THE PROBLEM: Please copy each line of the listing below precisely, excluding the images.

INFORMATION GIVEN:
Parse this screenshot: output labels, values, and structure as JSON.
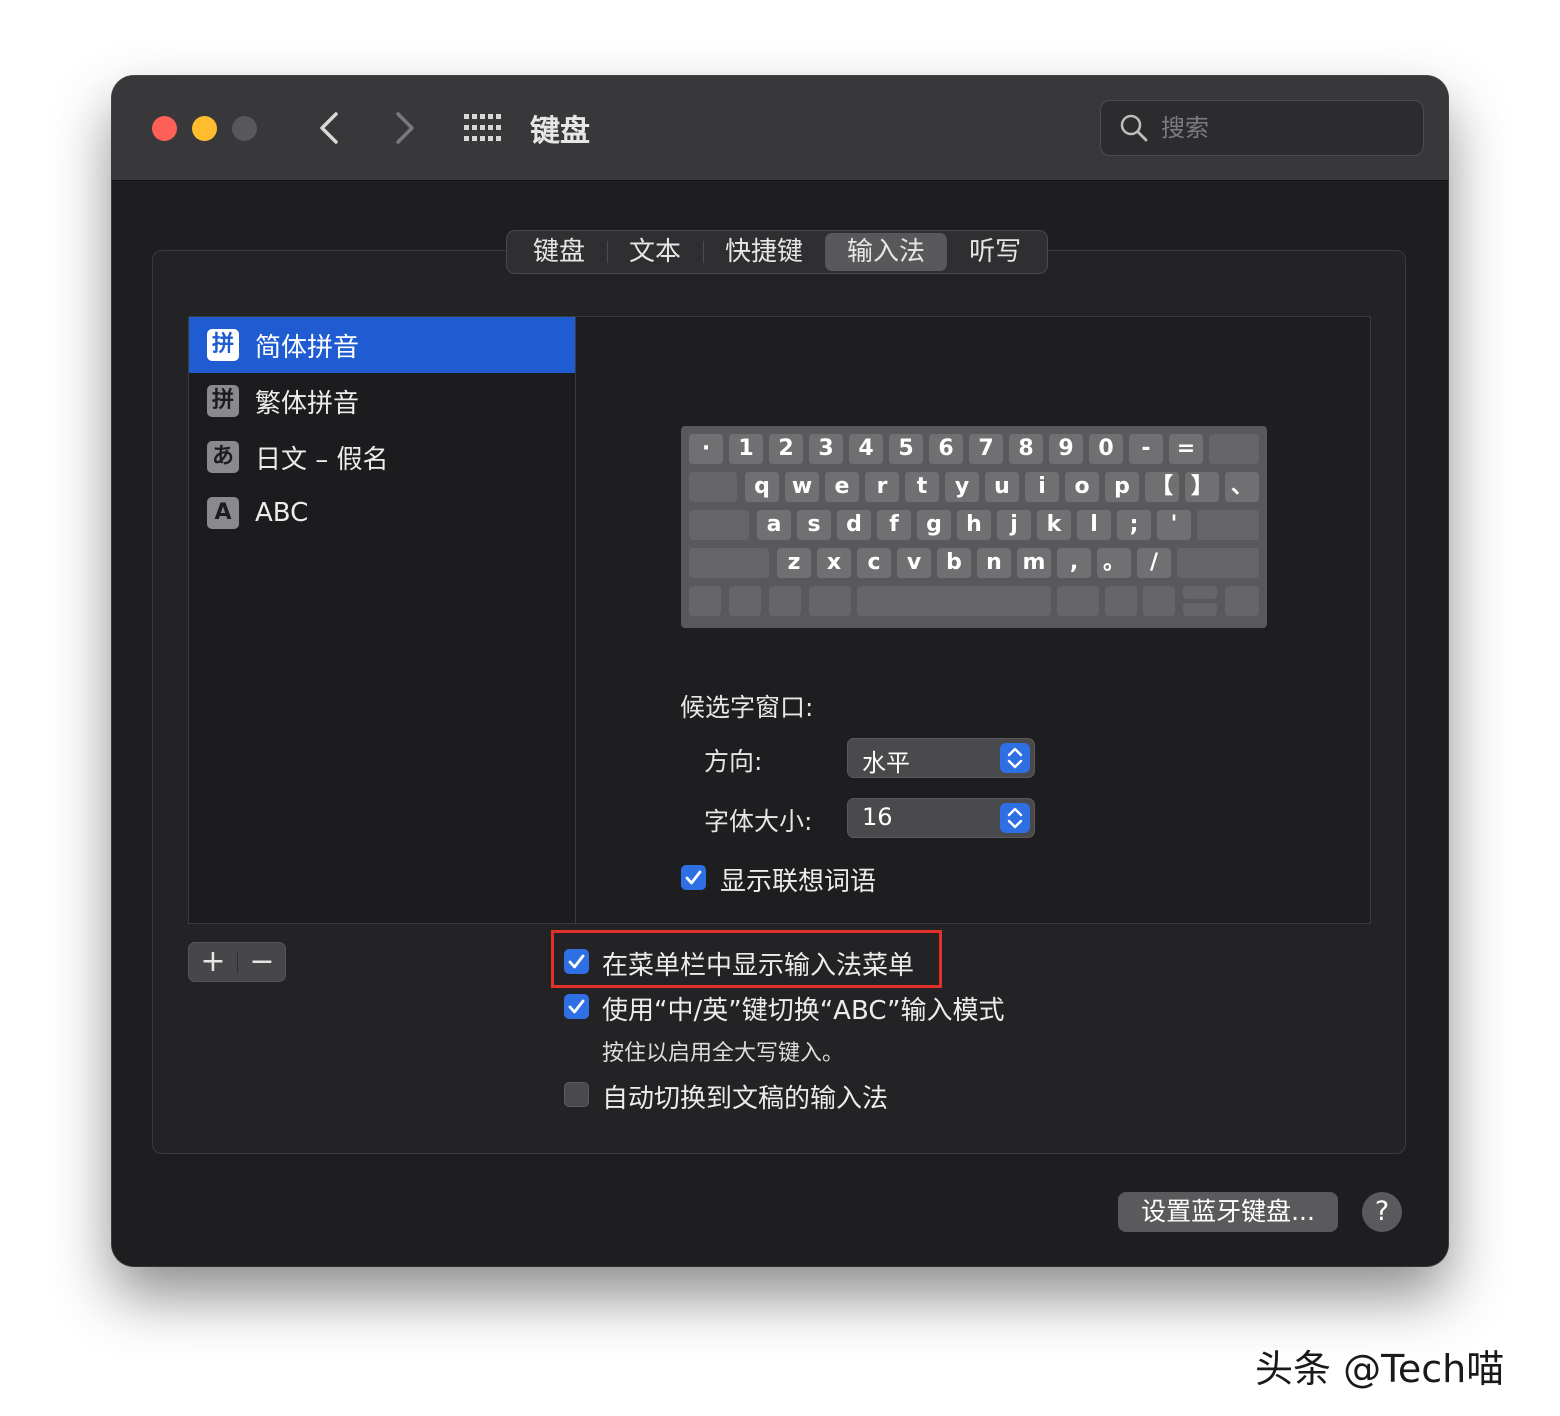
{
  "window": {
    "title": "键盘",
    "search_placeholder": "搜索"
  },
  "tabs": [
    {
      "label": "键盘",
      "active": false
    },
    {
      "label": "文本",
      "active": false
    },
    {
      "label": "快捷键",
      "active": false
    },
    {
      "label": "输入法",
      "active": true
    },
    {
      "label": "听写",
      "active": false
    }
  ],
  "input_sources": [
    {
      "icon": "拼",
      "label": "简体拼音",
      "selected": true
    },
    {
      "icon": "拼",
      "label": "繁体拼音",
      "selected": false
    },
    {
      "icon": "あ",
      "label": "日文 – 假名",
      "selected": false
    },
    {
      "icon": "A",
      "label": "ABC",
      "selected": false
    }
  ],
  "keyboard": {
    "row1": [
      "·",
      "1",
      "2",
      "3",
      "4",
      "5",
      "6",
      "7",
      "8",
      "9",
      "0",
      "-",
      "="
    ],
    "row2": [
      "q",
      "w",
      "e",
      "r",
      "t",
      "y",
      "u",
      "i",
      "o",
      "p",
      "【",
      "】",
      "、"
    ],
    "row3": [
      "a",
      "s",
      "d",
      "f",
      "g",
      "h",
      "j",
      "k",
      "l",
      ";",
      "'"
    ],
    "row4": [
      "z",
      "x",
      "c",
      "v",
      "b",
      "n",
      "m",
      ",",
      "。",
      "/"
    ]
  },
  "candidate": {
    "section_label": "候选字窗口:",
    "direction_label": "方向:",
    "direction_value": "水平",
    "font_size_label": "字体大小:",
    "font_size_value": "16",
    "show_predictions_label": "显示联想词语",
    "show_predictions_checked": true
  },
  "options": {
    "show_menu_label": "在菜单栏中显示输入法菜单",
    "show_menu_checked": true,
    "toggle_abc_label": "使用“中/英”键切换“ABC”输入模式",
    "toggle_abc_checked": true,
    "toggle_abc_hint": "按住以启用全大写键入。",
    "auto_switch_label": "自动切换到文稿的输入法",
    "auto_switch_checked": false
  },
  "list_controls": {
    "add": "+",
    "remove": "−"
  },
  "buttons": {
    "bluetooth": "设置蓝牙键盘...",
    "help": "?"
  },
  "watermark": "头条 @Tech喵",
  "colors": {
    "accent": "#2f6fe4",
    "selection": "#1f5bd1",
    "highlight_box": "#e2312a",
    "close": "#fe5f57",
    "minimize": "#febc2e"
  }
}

RESPONSE BELOW:
Parse this screenshot: output labels, values, and structure as JSON.
{
  "window": {
    "title": "键盘",
    "search_placeholder": "搜索"
  },
  "tabs": [
    {
      "label": "键盘",
      "active": false
    },
    {
      "label": "文本",
      "active": false
    },
    {
      "label": "快捷键",
      "active": false
    },
    {
      "label": "输入法",
      "active": true
    },
    {
      "label": "听写",
      "active": false
    }
  ],
  "input_sources": [
    {
      "icon": "拼",
      "label": "简体拼音",
      "selected": true
    },
    {
      "icon": "拼",
      "label": "繁体拼音",
      "selected": false
    },
    {
      "icon": "あ",
      "label": "日文 – 假名",
      "selected": false
    },
    {
      "icon": "A",
      "label": "ABC",
      "selected": false
    }
  ],
  "keyboard": {
    "row1": [
      "·",
      "1",
      "2",
      "3",
      "4",
      "5",
      "6",
      "7",
      "8",
      "9",
      "0",
      "-",
      "="
    ],
    "row2": [
      "q",
      "w",
      "e",
      "r",
      "t",
      "y",
      "u",
      "i",
      "o",
      "p",
      "【",
      "】",
      "、"
    ],
    "row3": [
      "a",
      "s",
      "d",
      "f",
      "g",
      "h",
      "j",
      "k",
      "l",
      ";",
      "'"
    ],
    "row4": [
      "z",
      "x",
      "c",
      "v",
      "b",
      "n",
      "m",
      ",",
      "。",
      "/"
    ]
  },
  "candidate": {
    "section_label": "候选字窗口:",
    "direction_label": "方向:",
    "direction_value": "水平",
    "font_size_label": "字体大小:",
    "font_size_value": "16",
    "show_predictions_label": "显示联想词语",
    "show_predictions_checked": true
  },
  "options": {
    "show_menu_label": "在菜单栏中显示输入法菜单",
    "show_menu_checked": true,
    "toggle_abc_label": "使用“中/英”键切换“ABC”输入模式",
    "toggle_abc_checked": true,
    "toggle_abc_hint": "按住以启用全大写键入。",
    "auto_switch_label": "自动切换到文稿的输入法",
    "auto_switch_checked": false
  },
  "list_controls": {
    "add": "+",
    "remove": "−"
  },
  "buttons": {
    "bluetooth": "设置蓝牙键盘...",
    "help": "?"
  },
  "watermark": "头条 @Tech喵",
  "colors": {
    "accent": "#2f6fe4",
    "selection": "#1f5bd1",
    "highlight_box": "#e2312a",
    "close": "#fe5f57",
    "minimize": "#febc2e"
  }
}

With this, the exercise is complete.